Brown Circulates Draft Plan To Reduce State Inmate Population
Gov. Jerry Brown (D) has begun circulating draft legislation to comply with a court order to transfer more than 9,000 inmates from state prisons by the end of the year, even as he plans to appeal the order to the U.S. Supreme Court, the Los Angeles Times' "PolitiCal" reports (St. John, "PolitiCal," Los Angeles Times, 6/24).
In 2006, U.S. District Judge Thelton Henderson ruled that federal oversight of the prison system was needed after determining that an average of one inmate per week died as a result of medical malpractice or neglect.
Shortly after taking office in 2011, Brown implemented a plan to reduce the prison population by shifting many inmates from state prisons to county jails.
In April, a panel of federal judges rejected Brown's request to end a court-mandated prison population cap. The judges ruled that the cap is necessary to address substandard conditions that have resulted in unconstitutionally poor inmate care.

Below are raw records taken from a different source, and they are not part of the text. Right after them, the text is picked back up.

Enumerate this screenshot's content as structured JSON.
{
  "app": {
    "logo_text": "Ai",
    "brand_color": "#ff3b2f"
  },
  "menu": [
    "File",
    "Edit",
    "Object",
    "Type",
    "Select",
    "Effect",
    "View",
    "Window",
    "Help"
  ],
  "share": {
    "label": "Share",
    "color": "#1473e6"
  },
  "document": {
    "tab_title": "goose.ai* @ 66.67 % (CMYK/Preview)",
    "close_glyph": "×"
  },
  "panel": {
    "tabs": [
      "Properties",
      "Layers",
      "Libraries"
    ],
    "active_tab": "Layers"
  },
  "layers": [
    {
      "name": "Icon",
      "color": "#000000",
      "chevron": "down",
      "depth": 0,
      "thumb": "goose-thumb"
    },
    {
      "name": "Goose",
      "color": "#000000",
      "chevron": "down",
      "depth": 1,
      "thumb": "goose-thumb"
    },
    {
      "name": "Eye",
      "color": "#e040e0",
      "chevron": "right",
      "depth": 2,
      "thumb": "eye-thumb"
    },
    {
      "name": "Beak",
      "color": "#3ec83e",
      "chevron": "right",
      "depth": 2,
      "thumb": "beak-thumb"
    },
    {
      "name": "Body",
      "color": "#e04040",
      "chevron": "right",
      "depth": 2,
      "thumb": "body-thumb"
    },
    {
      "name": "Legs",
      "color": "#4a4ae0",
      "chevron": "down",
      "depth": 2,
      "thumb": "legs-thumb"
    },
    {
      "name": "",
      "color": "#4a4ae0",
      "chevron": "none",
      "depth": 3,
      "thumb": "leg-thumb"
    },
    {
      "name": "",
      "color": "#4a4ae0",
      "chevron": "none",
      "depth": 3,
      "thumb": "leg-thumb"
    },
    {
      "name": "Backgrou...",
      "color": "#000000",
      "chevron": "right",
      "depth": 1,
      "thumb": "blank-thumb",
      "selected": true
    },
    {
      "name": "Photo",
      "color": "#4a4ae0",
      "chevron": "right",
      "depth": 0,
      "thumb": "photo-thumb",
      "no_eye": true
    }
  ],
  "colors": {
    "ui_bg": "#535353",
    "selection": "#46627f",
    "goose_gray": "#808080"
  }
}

In their ruling, the judges said Brown had provided "no convincing evidence" that prison overcrowding is no longer a problem.
As of April, the prison population was at 150% of capacity, or 9,000 more inmates than the court-ordered cap.
On May 2, Brown filed a proposal to comply with the population cap.
State officials said that they could remove about 7,000 inmates by December under the plan.
Details of Recent Ruling
Last week, three federal judges rejected the plan, ordering Brown to release about 9,600 inmates -- or 8% of the inmate population -- by 2014.
The judges said that the state can use any method under its original plan to reduce the inmate population, but they suggested expanding the use of good behavior credits to expedite prisoner releases.
If the state does not comply with the order by the end of the year, officials will have to release inmates based on a list of "low-risk" offenders, according to the judges.
Following the ruling, Brown in a statement said, "The state will seek an immediate stay of this unprecedented order."
The governor also filed notice that he intends to appeal the ruling to the U.S. Supreme Court (California Healthline, 6/24).
Details of Brown's Plan
The draft plan includes:
- $450 million over two years to lease as many as 4,100 beds in county jails and private prisons;
- The continued relocation of 8,500 inmates to out-of-state prisons;
- A 100% increaseÂ in credits that low-level offenders can earn by working in firefighting camps;
- 20% to 34% more credits that inmates can earn by participating in other programs;
- Increased eligibility for medical release for inmates with "severe physical or cognitive debilitation;" and
- The creation of a parole program for prisoners over 60 years old who have served at least 25 years, excluding individuals sentenced to death.
According to the Los Angeles Times, Brown has maintained that he does not support the plan (St. John, Los Angeles Times, 6/24).
On Monday, Senate President Pro Tempore Darrell Steinberg (D) sent a letter to Brown urging him to continue fighting the court order.
Steinberg said that 80% of state inmates are in "some need" of mental health care services. He also noted that the state budget allocates $206 million for additional prison crisis teams and 2,000 crisis stabilization beds for prison mental health services.
In the letter, he wrote, "Our investments need to be in community programs and services, not in constructing new prison capacity in California," adding, "[T]here is only one constructive solution to prison overcrowding: keep people from coming back to prison after they are released" ("PolitiCal," Los Angeles Times, 6/24).Rhys Williams, Steinberg's press secretary, said, "The Senate does not plan to take up [Brown's] proposed legislation" (Los Angeles Times, 6/24). This is part of the California Healthline Daily Edition, a summary of health policy coverage from major news organizations. Sign up for an email subscription.